Image Notes: Illustration of two figures presented with a problem and solving the problem from succo at Pixabay. Portrait of John Dewey from Library of Congress’s Prints and Photographs division via Wikimedia Commons.
(Great thanks to Mardy Grothe whose inquiry led QI to formulate this question and perform this exploration. Grothe is the author of several discerning thematic quotation books such as “viva la repartee”. His website is located here.)
- 1910, How We Think by John Dewey, Chapter 1: What Is Thought?, Quote Page 11, D. C. Heath & Company, Boston, Massachusetts. (Google Books Full View) link ↩
- 1910, How We Think by John Dewey, Chapter 1: What Is Thought?, Quote Page 12, D. C. Heath & Company, Boston, Massachusetts. (Google Books Full View) link ↩
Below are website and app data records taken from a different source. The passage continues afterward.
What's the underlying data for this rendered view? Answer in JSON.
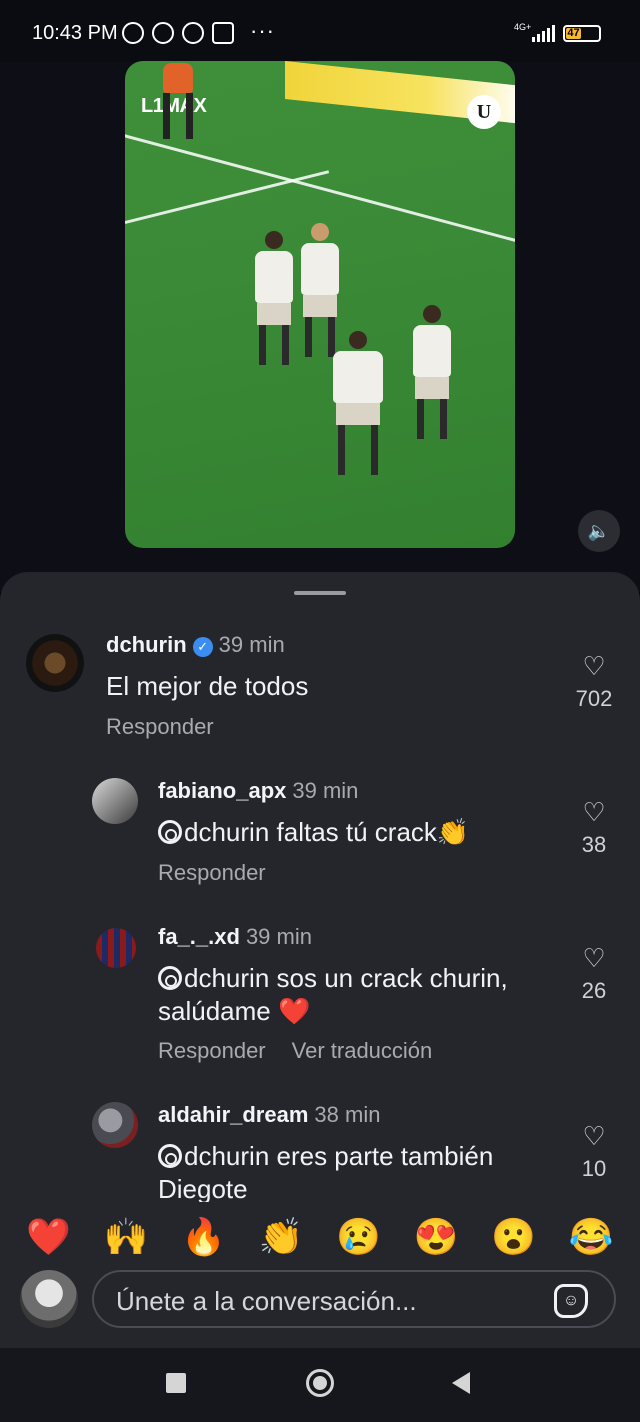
{
  "status_bar": {
    "time": "10:43 PM",
    "dots": "···",
    "network": "4G+",
    "battery": "47"
  },
  "video": {
    "watermark": "L1MAX",
    "club_badge": "U",
    "mute_icon": "speaker-icon"
  },
  "comments": [
    {
      "username": "dchurin",
      "verified": true,
      "time": "39 min",
      "text": "El mejor de todos",
      "mention": "",
      "actions": [
        "Responder"
      ],
      "likes": "702"
    },
    {
      "username": "fabiano_apx",
      "verified": false,
      "time": "39 min",
      "mention": "dchurin",
      "text": " faltas tú crack👏",
      "actions": [
        "Responder"
      ],
      "likes": "38"
    },
    {
      "username": "fa_._.xd",
      "verified": false,
      "time": "39 min",
      "mention": "dchurin",
      "text": " sos un crack churin, salúdame ❤️",
      "actions": [
        "Responder",
        "Ver traducción"
      ],
      "likes": "26"
    },
    {
      "username": "aldahir_dream",
      "verified": false,
      "time": "38 min",
      "mention": "dchurin",
      "text": " eres parte también Diegote",
      "actions": [],
      "likes": "10"
    }
  ],
  "emoji_bar": [
    "❤️",
    "🙌",
    "🔥",
    "👏",
    "😢",
    "😍",
    "😮",
    "😂"
  ],
  "composer": {
    "placeholder": "Únete a la conversación..."
  },
  "colors": {
    "sheet_bg": "#24262c",
    "verified": "#3b8ef0",
    "battery": "#f5b82e"
  }
}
- 1915 January, Educational Review, Volume 49, Economy of Time in Secondary Education by William F. Russell (George Peabody College for Teachers, Nashville, Tennessee), An address delivered before the Association of Colleges and Preparatory Schools of the Southern States at Charlottesville, Va., on Oct. 23, 1914, Start Page 20, Quote Page 34, Educational Review Publishing Company, Easton, Pennsylvania. (Google Books Full View) link ↩
- 1919 Copyright, Teaching Boys and Girls How to Study by P. J. Zimmers (Peter Jeremiah Zimmers), Superintendent of City Schools, Manitowoc, Wisconsin, Fourth Edition, Chapter: Establishing a Standard for Judging Instruction, Quote Page 17 and 18, The Parker Company, Madison, Wisconsin. (Google Books Full View) link ↩
- 1929 January, The Rotarian, Volume 34, Number 1, The Women of Rotary by Helena Weatherby, Start Page 54, Quote Page 54, Published by Rotary International, Chicago, Illinois. (Google Books Full View) link ↩
- 1959 Summer, The School Review, Dewey Centennial Issue, Volume 67, Number 2, Dewey and Progressive Education by Lawrence A. Kimpton, Chancellor of the University of Chicago, Start Page 125, Quote Page 125, Published by The University of Chicago Press, Chicago, Illinois. (JSTOR) link ↩
- 1973 (Copyright 1969), I’m OK – You’re OK by Thomas A. Harris, M.D., Chapter 11: When Is Treatment Necessary?, (Quotation appears as epigraph of chapter 11), Quote Page 228, Avon Books: A Division of Hearst Corporation, New York. (Verified with scans of 1973 reprint from Avon Books) ↩